Task goal — Say how many lines in this listing include the word "hair", with no other words in the reply.

Given data —
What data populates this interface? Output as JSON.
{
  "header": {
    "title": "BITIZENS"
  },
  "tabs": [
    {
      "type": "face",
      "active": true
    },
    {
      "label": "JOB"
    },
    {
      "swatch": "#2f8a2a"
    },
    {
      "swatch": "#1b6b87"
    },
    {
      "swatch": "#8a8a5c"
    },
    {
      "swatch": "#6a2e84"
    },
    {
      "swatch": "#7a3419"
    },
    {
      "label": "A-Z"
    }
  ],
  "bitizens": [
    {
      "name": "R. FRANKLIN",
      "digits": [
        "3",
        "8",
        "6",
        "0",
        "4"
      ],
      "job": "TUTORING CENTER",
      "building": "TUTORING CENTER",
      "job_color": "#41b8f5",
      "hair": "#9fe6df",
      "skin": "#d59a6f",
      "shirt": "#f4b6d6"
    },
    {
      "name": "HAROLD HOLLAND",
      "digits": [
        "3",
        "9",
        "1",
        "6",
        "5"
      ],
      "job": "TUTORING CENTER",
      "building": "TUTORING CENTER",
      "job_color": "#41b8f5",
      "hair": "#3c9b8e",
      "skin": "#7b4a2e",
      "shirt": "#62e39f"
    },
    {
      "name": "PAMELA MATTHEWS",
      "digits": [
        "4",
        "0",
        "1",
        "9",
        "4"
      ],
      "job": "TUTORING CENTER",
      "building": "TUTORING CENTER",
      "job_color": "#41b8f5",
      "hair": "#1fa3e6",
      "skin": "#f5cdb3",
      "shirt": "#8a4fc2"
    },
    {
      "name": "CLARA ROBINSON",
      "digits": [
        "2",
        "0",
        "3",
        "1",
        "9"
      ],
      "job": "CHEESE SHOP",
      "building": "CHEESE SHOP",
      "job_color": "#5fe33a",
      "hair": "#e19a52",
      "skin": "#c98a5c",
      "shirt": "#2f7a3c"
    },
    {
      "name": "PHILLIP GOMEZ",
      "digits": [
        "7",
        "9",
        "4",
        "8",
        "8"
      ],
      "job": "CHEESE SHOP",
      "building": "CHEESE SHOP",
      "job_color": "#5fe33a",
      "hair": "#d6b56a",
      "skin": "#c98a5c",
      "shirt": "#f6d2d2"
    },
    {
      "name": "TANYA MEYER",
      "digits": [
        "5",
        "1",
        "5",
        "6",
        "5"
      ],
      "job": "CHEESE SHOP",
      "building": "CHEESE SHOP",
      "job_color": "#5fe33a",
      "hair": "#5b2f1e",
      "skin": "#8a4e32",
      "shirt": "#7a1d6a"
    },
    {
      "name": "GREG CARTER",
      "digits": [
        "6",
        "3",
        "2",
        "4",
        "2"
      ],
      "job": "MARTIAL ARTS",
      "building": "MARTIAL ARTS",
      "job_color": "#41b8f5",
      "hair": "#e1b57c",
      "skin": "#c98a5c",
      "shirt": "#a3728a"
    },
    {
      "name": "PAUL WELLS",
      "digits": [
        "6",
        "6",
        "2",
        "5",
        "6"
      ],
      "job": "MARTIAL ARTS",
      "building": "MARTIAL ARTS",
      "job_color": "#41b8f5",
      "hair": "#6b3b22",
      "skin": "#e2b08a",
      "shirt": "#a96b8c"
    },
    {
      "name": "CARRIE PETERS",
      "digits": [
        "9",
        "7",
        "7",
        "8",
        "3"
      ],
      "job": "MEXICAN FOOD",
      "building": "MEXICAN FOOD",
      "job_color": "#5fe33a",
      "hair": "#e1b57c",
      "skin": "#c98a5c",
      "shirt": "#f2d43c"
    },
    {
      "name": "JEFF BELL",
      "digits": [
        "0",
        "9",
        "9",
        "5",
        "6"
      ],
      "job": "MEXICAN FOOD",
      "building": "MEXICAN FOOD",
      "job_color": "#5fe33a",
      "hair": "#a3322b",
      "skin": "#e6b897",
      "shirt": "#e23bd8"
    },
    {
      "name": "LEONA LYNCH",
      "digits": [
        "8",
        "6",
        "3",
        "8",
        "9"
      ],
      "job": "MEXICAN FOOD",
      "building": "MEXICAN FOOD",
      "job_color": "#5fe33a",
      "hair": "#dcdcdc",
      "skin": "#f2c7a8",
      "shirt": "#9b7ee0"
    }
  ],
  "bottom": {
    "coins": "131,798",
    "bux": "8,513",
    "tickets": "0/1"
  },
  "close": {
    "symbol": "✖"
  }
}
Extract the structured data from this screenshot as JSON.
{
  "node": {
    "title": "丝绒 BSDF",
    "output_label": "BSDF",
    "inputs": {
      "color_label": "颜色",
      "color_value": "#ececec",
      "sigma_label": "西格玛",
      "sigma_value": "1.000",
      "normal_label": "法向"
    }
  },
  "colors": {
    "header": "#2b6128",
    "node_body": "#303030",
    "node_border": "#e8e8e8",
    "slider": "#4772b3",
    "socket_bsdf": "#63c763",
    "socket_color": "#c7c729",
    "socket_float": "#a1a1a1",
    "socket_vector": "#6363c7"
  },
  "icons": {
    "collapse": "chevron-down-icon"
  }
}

Solution to this exercise — 11